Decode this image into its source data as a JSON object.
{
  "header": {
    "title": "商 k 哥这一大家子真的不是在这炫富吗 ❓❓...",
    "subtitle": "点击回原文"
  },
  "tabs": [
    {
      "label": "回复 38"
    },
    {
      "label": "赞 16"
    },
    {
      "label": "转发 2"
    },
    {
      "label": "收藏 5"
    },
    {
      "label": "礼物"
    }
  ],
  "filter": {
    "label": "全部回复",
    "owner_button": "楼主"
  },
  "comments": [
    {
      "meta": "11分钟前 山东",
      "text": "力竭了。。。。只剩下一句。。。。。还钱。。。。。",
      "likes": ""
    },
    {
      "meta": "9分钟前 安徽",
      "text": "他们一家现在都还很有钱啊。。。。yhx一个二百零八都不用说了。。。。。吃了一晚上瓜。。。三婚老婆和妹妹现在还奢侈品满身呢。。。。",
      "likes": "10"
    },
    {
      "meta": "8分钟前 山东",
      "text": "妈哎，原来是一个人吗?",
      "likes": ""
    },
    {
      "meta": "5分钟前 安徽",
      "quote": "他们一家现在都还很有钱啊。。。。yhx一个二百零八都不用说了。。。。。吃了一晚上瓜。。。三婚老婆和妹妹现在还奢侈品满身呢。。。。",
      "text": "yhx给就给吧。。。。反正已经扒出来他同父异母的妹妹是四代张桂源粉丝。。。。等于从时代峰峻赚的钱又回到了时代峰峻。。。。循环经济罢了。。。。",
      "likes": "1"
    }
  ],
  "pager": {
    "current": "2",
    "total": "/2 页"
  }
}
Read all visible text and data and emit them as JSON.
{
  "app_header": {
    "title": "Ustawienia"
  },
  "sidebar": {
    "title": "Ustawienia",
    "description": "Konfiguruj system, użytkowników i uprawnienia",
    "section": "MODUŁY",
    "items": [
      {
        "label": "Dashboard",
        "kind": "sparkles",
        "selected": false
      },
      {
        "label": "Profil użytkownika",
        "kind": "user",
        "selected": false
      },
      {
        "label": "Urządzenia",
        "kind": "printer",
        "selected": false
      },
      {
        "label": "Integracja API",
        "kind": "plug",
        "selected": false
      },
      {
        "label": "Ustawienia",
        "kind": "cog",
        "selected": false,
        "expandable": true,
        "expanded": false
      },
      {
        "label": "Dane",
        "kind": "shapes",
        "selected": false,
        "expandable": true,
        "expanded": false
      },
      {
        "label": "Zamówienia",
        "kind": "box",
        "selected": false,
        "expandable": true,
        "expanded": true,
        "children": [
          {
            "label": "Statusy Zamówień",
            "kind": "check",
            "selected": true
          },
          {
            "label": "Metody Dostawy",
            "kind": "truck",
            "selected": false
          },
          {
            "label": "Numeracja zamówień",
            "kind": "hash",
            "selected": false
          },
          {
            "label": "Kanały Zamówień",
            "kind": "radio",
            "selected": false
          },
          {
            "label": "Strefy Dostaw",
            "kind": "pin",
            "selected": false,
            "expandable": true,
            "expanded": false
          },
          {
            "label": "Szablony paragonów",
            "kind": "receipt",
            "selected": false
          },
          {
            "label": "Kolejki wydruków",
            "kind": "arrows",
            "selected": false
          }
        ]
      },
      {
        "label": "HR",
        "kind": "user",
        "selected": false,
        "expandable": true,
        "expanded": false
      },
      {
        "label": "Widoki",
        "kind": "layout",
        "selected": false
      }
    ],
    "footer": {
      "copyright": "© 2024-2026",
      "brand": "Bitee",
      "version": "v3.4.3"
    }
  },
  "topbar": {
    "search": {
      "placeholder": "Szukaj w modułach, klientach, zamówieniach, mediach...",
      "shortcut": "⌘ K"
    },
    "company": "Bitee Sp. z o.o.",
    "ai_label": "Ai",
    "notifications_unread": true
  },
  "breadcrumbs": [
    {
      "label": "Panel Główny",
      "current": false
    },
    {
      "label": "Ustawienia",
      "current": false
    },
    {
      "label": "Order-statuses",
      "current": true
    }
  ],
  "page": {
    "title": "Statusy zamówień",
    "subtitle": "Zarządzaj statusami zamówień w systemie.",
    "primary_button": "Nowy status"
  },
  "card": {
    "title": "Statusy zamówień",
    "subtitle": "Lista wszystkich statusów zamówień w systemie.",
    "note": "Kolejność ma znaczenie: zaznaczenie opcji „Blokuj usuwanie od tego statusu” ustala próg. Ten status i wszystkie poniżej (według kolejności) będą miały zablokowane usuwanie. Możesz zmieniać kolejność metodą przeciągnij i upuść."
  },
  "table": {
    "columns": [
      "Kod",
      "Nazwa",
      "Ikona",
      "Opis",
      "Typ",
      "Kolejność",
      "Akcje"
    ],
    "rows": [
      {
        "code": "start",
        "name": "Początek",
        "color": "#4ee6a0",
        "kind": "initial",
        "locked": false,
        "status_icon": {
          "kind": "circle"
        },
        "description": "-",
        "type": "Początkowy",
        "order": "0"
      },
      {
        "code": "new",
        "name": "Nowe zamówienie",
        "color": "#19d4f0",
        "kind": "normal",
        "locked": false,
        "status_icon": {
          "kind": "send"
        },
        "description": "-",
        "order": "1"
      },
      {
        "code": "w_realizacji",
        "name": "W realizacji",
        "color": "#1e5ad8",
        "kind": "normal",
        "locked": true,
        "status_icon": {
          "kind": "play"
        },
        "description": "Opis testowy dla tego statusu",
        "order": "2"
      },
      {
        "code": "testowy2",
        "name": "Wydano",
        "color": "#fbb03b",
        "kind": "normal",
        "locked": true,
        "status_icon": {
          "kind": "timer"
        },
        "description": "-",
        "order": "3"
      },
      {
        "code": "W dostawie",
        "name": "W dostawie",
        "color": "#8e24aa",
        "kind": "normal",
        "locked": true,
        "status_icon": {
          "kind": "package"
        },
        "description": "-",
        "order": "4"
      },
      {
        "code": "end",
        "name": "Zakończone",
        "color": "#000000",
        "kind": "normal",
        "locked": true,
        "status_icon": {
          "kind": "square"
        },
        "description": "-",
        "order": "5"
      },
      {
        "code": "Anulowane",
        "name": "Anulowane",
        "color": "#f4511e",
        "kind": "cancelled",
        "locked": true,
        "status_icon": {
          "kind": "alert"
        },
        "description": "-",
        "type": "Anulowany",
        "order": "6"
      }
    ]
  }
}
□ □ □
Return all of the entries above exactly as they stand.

Decode this image into its source data as a JSON object.
{
  "header": {
    "title": "商 k 哥这一大家子真的不是在这炫富吗 ❓❓...",
    "subtitle": "点击回原文"
  },
  "tabs": [
    {
      "label": "回复 38"
    },
    {
      "label": "赞 16"
    },
    {
      "label": "转发 2"
    },
    {
      "label": "收藏 5"
    },
    {
      "label": "礼物"
    }
  ],
  "filter": {
    "label": "全部回复",
    "owner_button": "楼主"
  },
  "comments": [
    {
      "meta": "11分钟前 山东",
      "text": "力竭了。。。。只剩下一句。。。。。还钱。。。。。",
      "likes": ""
    },
    {
      "meta": "9分钟前 安徽",
      "text": "他们一家现在都还很有钱啊。。。。yhx一个二百零八都不用说了。。。。。吃了一晚上瓜。。。三婚老婆和妹妹现在还奢侈品满身呢。。。。",
      "likes": "10"
    },
    {
      "meta": "8分钟前 山东",
      "text": "妈哎，原来是一个人吗?",
      "likes": ""
    },
    {
      "meta": "5分钟前 安徽",
      "quote": "他们一家现在都还很有钱啊。。。。yhx一个二百零八都不用说了。。。。。吃了一晚上瓜。。。三婚老婆和妹妹现在还奢侈品满身呢。。。。",
      "text": "yhx给就给吧。。。。反正已经扒出来他同父异母的妹妹是四代张桂源粉丝。。。。等于从时代峰峻赚的钱又回到了时代峰峻。。。。循环经济罢了。。。。",
      "likes": "1"
    }
  ],
  "pager": {
    "current": "2",
    "total": "/2 页"
  }
}
Read all visible text and data and emit them as JSON.
{
  "app_header": {
    "title": "Ustawienia"
  },
  "sidebar": {
    "title": "Ustawienia",
    "description": "Konfiguruj system, użytkowników i uprawnienia",
    "section": "MODUŁY",
    "items": [
      {
        "label": "Dashboard",
        "kind": "sparkles",
        "selected": false
      },
      {
        "label": "Profil użytkownika",
        "kind": "user",
        "selected": false
      },
      {
        "label": "Urządzenia",
        "kind": "printer",
        "selected": false
      },
      {
        "label": "Integracja API",
        "kind": "plug",
        "selected": false
      },
      {
        "label": "Ustawienia",
        "kind": "cog",
        "selected": false,
        "expandable": true,
        "expanded": false
      },
      {
        "label": "Dane",
        "kind": "shapes",
        "selected": false,
        "expandable": true,
        "expanded": false
      },
      {
        "label": "Zamówienia",
        "kind": "box",
        "selected": false,
        "expandable": true,
        "expanded": true,
        "children": [
          {
            "label": "Statusy Zamówień",
            "kind": "check",
            "selected": true
          },
          {
            "label": "Metody Dostawy",
            "kind": "truck",
            "selected": false
          },
          {
            "label": "Numeracja zamówień",
            "kind": "hash",
            "selected": false
          },
          {
            "label": "Kanały Zamówień",
            "kind": "radio",
            "selected": false
          },
          {
            "label": "Strefy Dostaw",
            "kind": "pin",
            "selected": false,
            "expandable": true,
            "expanded": false
          },
          {
            "label": "Szablony paragonów",
            "kind": "receipt",
            "selected": false
          },
          {
            "label": "Kolejki wydruków",
            "kind": "arrows",
            "selected": false
          }
        ]
      },
      {
        "label": "HR",
        "kind": "user",
        "selected": false,
        "expandable": true,
        "expanded": false
      },
      {
        "label": "Widoki",
        "kind": "layout",
        "selected": false
      }
    ],
    "footer": {
      "copyright": "© 2024-2026",
      "brand": "Bitee",
      "version": "v3.4.3"
    }
  },
  "topbar": {
    "search": {
      "placeholder": "Szukaj w modułach, klientach, zamówieniach, mediach...",
      "shortcut": "⌘ K"
    },
    "company": "Bitee Sp. z o.o.",
    "ai_label": "Ai",
    "notifications_unread": true
  },
  "breadcrumbs": [
    {
      "label": "Panel Główny",
      "current": false
    },
    {
      "label": "Ustawienia",
      "current": false
    },
    {
      "label": "Order-statuses",
      "current": true
    }
  ],
  "page": {
    "title": "Statusy zamówień",
    "subtitle": "Zarządzaj statusami zamówień w systemie.",
    "primary_button": "Nowy status"
  },
  "card": {
    "title": "Statusy zamówień",
    "subtitle": "Lista wszystkich statusów zamówień w systemie.",
    "note": "Kolejność ma znaczenie: zaznaczenie opcji „Blokuj usuwanie od tego statusu” ustala próg. Ten status i wszystkie poniżej (według kolejności) będą miały zablokowane usuwanie. Możesz zmieniać kolejność metodą przeciągnij i upuść."
  },
  "table": {
    "columns": [
      "Kod",
      "Nazwa",
      "Ikona",
      "Opis",
      "Typ",
      "Kolejność",
      "Akcje"
    ],
    "rows": [
      {
        "code": "start",
        "name": "Początek",
        "color": "#4ee6a0",
        "kind": "initial",
        "locked": false,
        "status_icon": {
          "kind": "circle"
        },
        "description": "-",
        "type": "Początkowy",
        "order": "0"
      },
      {
        "code": "new",
        "name": "Nowe zamówienie",
        "color": "#19d4f0",
        "kind": "normal",
        "locked": false,
        "status_icon": {
          "kind": "send"
        },
        "description": "-",
        "order": "1"
      },
      {
        "code": "w_realizacji",
        "name": "W realizacji",
        "color": "#1e5ad8",
        "kind": "normal",
        "locked": true,
        "status_icon": {
          "kind": "play"
        },
        "description": "Opis testowy dla tego statusu",
        "order": "2"
      },
      {
        "code": "testowy2",
        "name": "Wydano",
        "color": "#fbb03b",
        "kind": "normal",
        "locked": true,
        "status_icon": {
          "kind": "timer"
        },
        "description": "-",
        "order": "3"
      },
      {
        "code": "W dostawie",
        "name": "W dostawie",
        "color": "#8e24aa",
        "kind": "normal",
        "locked": true,
        "status_icon": {
          "kind": "package"
        },
        "description": "-",
        "order": "4"
      },
      {
        "code": "end",
        "name": "Zakończone",
        "color": "#000000",
        "kind": "normal",
        "locked": true,
        "status_icon": {
          "kind": "square"
        },
        "description": "-",
        "order": "5"
      },
      {
        "code": "Anulowane",
        "name": "Anulowane",
        "color": "#f4511e",
        "kind": "cancelled",
        "locked": true,
        "status_icon": {
          "kind": "alert"
        },
        "description": "-",
        "type": "Anulowany",
        "order": "6"
      }
    ]
  }
}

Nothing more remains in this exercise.